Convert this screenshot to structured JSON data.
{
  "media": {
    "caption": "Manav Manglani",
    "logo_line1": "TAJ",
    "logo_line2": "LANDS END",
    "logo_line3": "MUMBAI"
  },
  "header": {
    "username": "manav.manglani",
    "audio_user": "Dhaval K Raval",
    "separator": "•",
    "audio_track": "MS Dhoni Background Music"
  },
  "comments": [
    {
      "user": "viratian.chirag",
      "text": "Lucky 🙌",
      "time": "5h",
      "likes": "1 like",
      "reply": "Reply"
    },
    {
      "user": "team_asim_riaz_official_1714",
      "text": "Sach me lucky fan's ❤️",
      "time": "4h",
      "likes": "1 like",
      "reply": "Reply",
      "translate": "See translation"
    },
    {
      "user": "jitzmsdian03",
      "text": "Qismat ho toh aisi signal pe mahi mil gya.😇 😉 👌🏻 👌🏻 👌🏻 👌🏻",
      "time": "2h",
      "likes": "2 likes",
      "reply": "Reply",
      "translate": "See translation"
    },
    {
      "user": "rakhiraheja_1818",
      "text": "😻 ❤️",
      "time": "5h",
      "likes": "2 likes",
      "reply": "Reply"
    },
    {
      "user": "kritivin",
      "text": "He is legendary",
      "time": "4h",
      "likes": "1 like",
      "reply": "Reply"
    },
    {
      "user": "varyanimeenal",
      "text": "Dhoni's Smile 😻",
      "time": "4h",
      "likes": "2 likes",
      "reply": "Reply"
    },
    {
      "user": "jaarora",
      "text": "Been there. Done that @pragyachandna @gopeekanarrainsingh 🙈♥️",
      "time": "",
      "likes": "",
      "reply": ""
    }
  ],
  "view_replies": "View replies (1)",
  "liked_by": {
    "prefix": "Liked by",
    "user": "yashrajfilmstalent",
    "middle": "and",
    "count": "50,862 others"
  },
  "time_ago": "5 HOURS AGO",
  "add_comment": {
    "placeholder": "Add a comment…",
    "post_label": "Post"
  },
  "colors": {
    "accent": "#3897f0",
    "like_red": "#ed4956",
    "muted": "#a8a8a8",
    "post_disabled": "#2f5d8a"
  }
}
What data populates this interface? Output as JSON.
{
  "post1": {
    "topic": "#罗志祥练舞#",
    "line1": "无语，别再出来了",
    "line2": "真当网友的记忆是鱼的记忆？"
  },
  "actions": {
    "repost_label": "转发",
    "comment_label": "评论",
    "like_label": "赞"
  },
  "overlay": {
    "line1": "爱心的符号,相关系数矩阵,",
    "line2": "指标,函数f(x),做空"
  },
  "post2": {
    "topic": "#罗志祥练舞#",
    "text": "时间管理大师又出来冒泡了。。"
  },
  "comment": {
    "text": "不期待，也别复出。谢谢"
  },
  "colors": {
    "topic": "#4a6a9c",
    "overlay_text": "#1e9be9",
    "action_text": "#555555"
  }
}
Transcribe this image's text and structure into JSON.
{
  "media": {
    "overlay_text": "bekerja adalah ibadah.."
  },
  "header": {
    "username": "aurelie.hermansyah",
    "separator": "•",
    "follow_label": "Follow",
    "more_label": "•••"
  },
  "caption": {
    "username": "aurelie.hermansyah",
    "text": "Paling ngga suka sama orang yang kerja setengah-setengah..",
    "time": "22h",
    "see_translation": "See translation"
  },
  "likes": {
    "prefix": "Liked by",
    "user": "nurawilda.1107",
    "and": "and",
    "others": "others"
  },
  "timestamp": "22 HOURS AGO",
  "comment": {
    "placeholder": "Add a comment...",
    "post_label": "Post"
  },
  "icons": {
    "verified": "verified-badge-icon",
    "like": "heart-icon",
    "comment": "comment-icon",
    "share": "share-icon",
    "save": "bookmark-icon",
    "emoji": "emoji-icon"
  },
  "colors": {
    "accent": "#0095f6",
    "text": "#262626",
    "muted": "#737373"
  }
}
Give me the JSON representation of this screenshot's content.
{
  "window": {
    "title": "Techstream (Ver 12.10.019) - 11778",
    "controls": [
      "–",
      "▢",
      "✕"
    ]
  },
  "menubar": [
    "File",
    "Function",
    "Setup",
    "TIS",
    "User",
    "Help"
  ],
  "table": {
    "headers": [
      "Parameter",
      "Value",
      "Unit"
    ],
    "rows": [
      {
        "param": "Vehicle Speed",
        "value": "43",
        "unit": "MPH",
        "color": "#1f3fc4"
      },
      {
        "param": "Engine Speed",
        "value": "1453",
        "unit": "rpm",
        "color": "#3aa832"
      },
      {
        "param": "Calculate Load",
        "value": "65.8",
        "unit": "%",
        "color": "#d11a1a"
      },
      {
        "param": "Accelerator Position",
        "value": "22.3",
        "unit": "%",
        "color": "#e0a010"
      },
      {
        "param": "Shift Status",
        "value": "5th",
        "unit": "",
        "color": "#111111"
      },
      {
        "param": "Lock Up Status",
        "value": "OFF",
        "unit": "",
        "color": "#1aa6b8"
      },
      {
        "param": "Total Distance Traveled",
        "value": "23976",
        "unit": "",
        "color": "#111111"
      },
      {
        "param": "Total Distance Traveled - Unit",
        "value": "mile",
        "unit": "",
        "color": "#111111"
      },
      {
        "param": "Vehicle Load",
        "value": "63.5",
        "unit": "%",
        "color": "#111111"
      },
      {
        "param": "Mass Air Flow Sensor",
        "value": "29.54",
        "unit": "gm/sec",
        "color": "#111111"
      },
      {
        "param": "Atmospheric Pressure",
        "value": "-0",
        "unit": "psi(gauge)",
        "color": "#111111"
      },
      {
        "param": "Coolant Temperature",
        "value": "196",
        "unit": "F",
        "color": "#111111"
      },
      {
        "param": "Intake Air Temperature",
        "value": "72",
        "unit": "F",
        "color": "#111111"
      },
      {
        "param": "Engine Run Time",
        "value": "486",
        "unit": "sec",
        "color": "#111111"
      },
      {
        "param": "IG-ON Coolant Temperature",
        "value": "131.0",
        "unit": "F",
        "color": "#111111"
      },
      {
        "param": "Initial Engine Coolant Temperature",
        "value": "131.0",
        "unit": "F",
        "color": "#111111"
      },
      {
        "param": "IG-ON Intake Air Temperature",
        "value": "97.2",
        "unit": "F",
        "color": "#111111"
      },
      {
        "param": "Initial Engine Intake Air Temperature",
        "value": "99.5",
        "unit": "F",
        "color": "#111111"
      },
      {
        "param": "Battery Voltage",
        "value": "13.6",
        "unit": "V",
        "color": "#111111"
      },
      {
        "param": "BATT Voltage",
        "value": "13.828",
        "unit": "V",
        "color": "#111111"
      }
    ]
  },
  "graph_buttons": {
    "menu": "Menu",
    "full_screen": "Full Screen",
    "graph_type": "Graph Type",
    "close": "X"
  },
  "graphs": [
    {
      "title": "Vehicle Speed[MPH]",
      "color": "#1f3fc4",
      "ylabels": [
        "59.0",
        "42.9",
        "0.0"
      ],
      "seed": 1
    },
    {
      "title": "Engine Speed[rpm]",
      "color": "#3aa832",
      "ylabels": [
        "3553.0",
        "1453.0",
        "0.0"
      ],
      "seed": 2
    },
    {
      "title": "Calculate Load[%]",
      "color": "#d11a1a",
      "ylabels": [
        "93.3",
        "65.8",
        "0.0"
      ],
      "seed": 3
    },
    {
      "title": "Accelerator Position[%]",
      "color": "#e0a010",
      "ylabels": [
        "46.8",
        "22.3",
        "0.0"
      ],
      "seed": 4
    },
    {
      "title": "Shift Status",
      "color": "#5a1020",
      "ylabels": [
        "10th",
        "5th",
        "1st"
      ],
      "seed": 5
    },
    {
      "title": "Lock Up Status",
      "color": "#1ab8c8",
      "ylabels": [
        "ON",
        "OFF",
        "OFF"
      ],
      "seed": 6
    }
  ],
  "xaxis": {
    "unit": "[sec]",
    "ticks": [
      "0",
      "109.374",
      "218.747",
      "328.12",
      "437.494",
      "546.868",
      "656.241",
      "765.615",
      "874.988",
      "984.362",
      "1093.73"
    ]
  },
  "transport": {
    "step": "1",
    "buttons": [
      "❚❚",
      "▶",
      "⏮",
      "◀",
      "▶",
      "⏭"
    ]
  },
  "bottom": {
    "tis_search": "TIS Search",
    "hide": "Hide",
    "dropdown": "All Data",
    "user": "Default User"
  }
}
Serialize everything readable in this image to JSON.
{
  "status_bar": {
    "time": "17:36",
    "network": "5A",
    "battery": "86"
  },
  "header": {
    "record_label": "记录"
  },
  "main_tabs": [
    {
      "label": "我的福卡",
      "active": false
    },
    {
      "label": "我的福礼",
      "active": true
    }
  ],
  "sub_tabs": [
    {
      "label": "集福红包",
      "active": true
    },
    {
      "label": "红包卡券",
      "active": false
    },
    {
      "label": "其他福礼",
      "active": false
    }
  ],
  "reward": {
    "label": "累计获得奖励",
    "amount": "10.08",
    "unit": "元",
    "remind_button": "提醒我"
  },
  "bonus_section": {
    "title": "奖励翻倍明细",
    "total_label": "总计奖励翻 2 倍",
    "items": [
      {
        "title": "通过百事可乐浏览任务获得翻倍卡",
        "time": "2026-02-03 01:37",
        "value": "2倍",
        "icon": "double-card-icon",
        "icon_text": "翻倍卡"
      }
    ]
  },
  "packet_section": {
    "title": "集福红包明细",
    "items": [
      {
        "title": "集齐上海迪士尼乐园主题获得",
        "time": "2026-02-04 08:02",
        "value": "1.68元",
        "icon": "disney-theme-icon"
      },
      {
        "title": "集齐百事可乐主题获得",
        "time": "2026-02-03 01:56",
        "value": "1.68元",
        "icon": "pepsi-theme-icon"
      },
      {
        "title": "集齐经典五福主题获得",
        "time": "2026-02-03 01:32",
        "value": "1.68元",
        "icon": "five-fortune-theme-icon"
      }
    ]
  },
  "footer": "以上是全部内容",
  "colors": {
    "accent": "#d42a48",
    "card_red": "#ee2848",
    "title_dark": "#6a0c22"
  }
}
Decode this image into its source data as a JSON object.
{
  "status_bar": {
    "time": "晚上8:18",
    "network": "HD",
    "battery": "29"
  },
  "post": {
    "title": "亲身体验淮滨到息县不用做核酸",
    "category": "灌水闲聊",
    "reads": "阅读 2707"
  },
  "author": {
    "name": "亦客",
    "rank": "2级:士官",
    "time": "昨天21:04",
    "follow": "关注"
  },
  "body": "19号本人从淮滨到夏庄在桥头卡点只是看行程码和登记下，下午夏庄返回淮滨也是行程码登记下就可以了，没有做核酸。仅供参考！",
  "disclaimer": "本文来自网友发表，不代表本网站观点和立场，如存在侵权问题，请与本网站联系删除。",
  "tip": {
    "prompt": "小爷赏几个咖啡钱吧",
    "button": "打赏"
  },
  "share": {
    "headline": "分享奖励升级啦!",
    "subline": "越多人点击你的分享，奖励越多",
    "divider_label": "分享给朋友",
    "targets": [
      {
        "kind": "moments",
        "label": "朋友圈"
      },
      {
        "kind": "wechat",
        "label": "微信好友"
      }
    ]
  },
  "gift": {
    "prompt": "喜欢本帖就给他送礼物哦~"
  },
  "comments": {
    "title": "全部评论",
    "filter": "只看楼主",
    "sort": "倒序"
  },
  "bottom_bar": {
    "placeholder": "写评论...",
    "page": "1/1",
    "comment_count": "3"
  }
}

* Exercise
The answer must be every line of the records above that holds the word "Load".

* Exercise output
        "param": "Calculate Load",
        "param": "Vehicle Load",
      "title": "Calculate Load[%]",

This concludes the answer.